Judge OKs sanctuary cities, rules anti-sanctuary law unconstitutional
A federal judge in New York has ruled the Trump sanctuary city crackdown illegal Friday but even went further and also ruled the law Congress passed requiring information-sharing is unconstitutional.
Judge Edgardo Ramos’ decision frees sanctuary jurisdictions in New York, Connecticut, New Jersey, Rhode Island, Washington, Massachusetts and Virginia to continue their policies without fear of losing federal money.
The judge said the Trump administration attempted to write new conditions of cooperation, including notifying the feds of illegal immigrants ready for pickup, beyond what Congress had authorized. He said it is up to Congress to decide those conditions.
“The separation of powers acts as a check on tyranny and the concentration of power,” the judge wrote
But beyond that, the judge ruled Section 1373 of immigration law, which requires at least some level of information-sharing, to be a violation of the Constitution’s Tenth Amendment, which prohibits federal interference with state powers.
It’s not a groundbreaking ruling several other judges have reached similar decisions.

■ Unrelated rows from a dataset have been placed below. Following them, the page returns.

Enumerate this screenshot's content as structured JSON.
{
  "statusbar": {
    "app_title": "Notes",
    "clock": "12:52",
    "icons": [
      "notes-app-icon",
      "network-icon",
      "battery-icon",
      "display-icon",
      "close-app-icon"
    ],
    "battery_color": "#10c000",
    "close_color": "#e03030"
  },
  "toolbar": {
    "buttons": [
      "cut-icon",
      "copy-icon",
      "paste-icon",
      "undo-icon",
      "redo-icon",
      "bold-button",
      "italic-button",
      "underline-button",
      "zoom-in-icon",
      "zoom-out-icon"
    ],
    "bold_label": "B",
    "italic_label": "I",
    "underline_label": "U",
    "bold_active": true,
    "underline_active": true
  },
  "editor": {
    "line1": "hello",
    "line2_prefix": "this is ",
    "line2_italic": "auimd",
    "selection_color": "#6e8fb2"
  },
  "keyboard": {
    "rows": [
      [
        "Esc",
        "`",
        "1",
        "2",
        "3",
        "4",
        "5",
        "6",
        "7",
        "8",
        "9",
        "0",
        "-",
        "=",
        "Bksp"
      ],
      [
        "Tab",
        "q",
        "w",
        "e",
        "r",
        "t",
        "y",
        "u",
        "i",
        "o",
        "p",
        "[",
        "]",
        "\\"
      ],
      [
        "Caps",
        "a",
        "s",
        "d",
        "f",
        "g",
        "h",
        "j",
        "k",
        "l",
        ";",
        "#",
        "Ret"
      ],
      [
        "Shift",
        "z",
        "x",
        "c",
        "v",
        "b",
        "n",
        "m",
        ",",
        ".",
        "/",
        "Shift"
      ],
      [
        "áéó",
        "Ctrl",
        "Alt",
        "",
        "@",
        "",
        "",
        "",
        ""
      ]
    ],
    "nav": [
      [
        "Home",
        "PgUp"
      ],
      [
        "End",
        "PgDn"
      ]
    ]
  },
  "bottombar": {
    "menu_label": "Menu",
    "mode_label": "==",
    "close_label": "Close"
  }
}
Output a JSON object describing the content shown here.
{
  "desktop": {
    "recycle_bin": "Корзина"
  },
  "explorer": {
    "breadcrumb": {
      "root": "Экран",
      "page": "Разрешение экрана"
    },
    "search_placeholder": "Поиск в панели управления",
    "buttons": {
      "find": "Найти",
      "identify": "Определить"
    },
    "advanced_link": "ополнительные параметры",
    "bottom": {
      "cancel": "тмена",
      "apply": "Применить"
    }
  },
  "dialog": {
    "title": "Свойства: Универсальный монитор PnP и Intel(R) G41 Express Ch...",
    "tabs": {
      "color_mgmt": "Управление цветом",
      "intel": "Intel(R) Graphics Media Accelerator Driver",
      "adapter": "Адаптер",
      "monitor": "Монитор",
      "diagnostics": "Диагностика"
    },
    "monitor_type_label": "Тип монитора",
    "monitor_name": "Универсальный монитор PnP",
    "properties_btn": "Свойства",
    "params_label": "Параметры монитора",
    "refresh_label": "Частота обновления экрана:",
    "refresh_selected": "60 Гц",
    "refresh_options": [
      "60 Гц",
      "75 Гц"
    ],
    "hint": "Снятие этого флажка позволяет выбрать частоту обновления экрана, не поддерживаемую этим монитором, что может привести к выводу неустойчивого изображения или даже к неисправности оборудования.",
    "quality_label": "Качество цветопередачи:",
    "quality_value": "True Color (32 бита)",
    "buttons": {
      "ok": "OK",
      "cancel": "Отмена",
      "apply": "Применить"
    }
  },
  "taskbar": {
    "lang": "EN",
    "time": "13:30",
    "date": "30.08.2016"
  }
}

But it does apply the ruling to a broad swath of the country.
The ruling orders the government to release federal money to states under the Byrne Justice Assistance Grant program the program that former Attorney General Jeff Sessions had tried to sanction.
“The Trump administration’s attempt to withhold these vital funds was nothing more than a political attack at the expense of our public safety,” said New York Attorney General Barbara D. Underwood.

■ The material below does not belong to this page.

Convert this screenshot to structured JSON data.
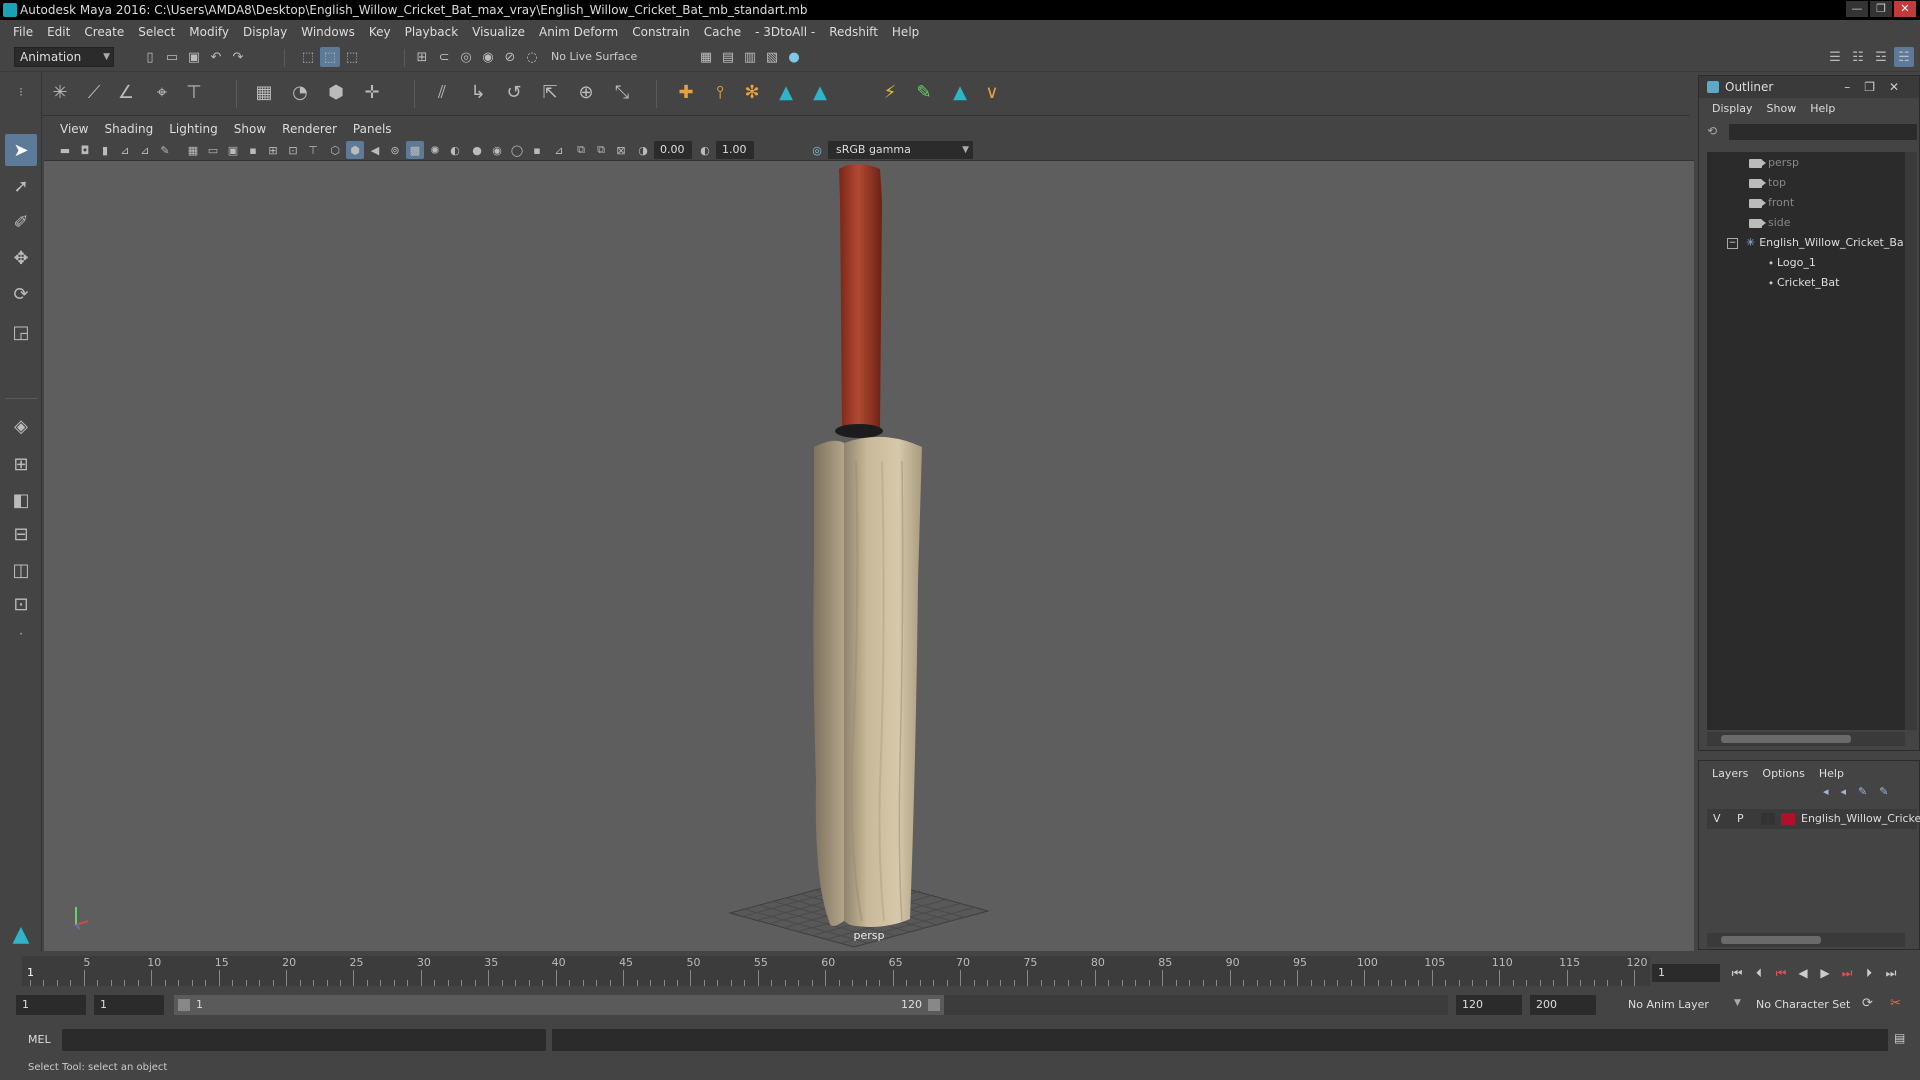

Judge Ramos was appointed to the bench by President Obama. But the Trump administration has also lost sanctuary city cases in Illinois, California and Philadelphia, with judges named by both Republicans and Democrats unanimously finding the president and his team overstepped their bounds.